The state’s seasonally adjusted unemployment rate was unchanged from August to September at 6.8 percent, and then slipped to 6.7 percent in October, ending an upward trend that saw the rate increase seven-tenths of a percentage point from April through August - the second largest percentage point increase in the nation. Massachusetts rose eight-tenths of a point in the same period.
Locally, unemployment rates saw miniscule changes. Clearwater County’s rate increased by .2 percent, up to 13.3 from September’s rate of 13.1 percent. From August to September the rate stayed at 13.1. Last October Clearwater County’s unemployment rate was 12.5 percent.
Lewis County’s unemployment rate dropped incrementally to 6.2 percent, from September’s rate of 6.3 percent. Last October’s rate was also 6.2 percent. Nez Perce County also saw an incremental decrease, from 5.9 down to 5.7. In October of 2012 the rate was also 5.7.
Idaho County ticked up to 9.6 percent, from September’s rate of 9.5 percent. Last October Idaho County was at 8.7 percent, and in August of this year it was 9.1 percent.
Nationally unemployment dropped in September to 7.2 percent and then increased in October to 7.3 percent, reflecting the temporary layoff of federal employees during the government shutdown the first 16 days of October.
Idaho’s rate has been below the national rate for a full 12 years.

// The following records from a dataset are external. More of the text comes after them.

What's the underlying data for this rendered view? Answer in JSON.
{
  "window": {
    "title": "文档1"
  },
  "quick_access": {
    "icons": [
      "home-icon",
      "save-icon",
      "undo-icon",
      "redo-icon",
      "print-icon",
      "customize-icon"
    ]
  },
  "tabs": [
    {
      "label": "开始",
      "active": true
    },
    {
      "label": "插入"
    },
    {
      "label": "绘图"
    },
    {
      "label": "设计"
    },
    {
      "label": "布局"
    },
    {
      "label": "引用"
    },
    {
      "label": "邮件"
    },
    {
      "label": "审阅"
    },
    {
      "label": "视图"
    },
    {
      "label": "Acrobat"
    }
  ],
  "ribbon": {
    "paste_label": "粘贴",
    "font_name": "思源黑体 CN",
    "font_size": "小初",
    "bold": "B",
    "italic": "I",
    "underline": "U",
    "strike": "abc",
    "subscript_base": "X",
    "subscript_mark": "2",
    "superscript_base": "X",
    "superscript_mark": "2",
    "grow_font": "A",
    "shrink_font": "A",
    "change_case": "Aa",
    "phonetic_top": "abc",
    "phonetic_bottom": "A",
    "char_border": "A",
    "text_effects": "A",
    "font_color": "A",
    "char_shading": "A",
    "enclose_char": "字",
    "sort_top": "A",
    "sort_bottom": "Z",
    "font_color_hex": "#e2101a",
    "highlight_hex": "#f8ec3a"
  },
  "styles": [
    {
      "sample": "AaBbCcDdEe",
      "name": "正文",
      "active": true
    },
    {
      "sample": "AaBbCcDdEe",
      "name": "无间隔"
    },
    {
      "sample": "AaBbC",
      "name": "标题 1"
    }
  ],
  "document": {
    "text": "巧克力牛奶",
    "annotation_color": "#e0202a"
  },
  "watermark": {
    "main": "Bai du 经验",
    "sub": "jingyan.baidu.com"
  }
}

The number of Idaho workers without jobs rose slightly in September before falling more than 1,000 to 51,400 in October - the fourth straight month unemployment has been above 50,000.
At the same time, total employment was up 300 over the two months to exceed 721,000 but remained slightly below employment levels of October 2012 when the rate was 6.6 percent.
Although Idaho’s labor force saw a slight increase in September from August, it fell by 900 in October. That combined with the marginal increase in employment was enough to push the jobless rate down.
Idaho employers added 4,000 jobs in September, slightly above the 10-year average of 3,700 that included both a strong expansion and a severe recession. Job losses held to just 300 in October, when the number of jobs typically drops 2,200, based on the average over the last 10 years. Goods producers added several hundred jobs in October when they typically cut employment, primarily in construction, and the service sector kept job cuts to 80 percent of the 10-year average loss.
Total nonfarm jobs for October were 2.3 percent higher than in October 2012, down from a 2.6 percent year-over-year spread in September. October’s numbers likely reflected the shutdown of the federal government and economic uncertainty it created.
Businesses reported hiring nearly 20,000 people in October, the second highest total for any month since the expansion ended in December 2007 and the highest October total since 2000. Nearly all of those jobs were replacement jobs. Combined with the decline in the labor force, the numbers reflect the increasing size of Idaho’s population 55 years old and over – 25.3 percent in 2012, up from 19.6 percent in 2000.
Idaho’s labor force participation rate, which is the share of adults working or actively looking for work, dropped below 64 percent in October for the first time since 1981. According to the U.S. Census Bureau, the share of Idaho households where neither spouse is in the labor force increased from 16.5 percent in 2007 to 20.1 percent in 2011 - the largest percentage point increase of any state during the recession and above the national rate of 19.7 percent for the first time.
The national labor force participation rate in October was 62.9 percent, the lowest since May 1978.
As Idaho’s employment picture stabilized and began to decrease, October’s unemployment benefit payments were down 37 percent with the number of claimants 40 percent lower than October 2012. Nearly $9 million in state and federal benefits were paid to a weekly average of 8,800 claimants in October. Just over a quarter of the payments were federally financed extended benefits, which will cease at the end of the year. An average of 2,600 people a week received federal extended benefits in October.
A year ago, over $14.2 million in state and federal benefits were paid to a weekly average of 14,500 claimants. Almost 44 percent of the payments were federally financed extended benefits.
At the depth of the recession in March 2009, an average of 50,000 workers a week received $54 million in state and federal benefits.
Thirty-five of the 44 counties posted declines in their unemployment rates from September to October, as did all five metropolitan areas.
The same six rural resource-dependent counties that have been reporting double-digit rates continued to do so in September and October. Adams County again posted the highest rate at 14.5 percent in October, down slightly from September.
Twenty counties recorded rates below 6 percent led by Oneida and Franklin at 4 percent. That was up from 15 counties with sub-6 percent rates in September.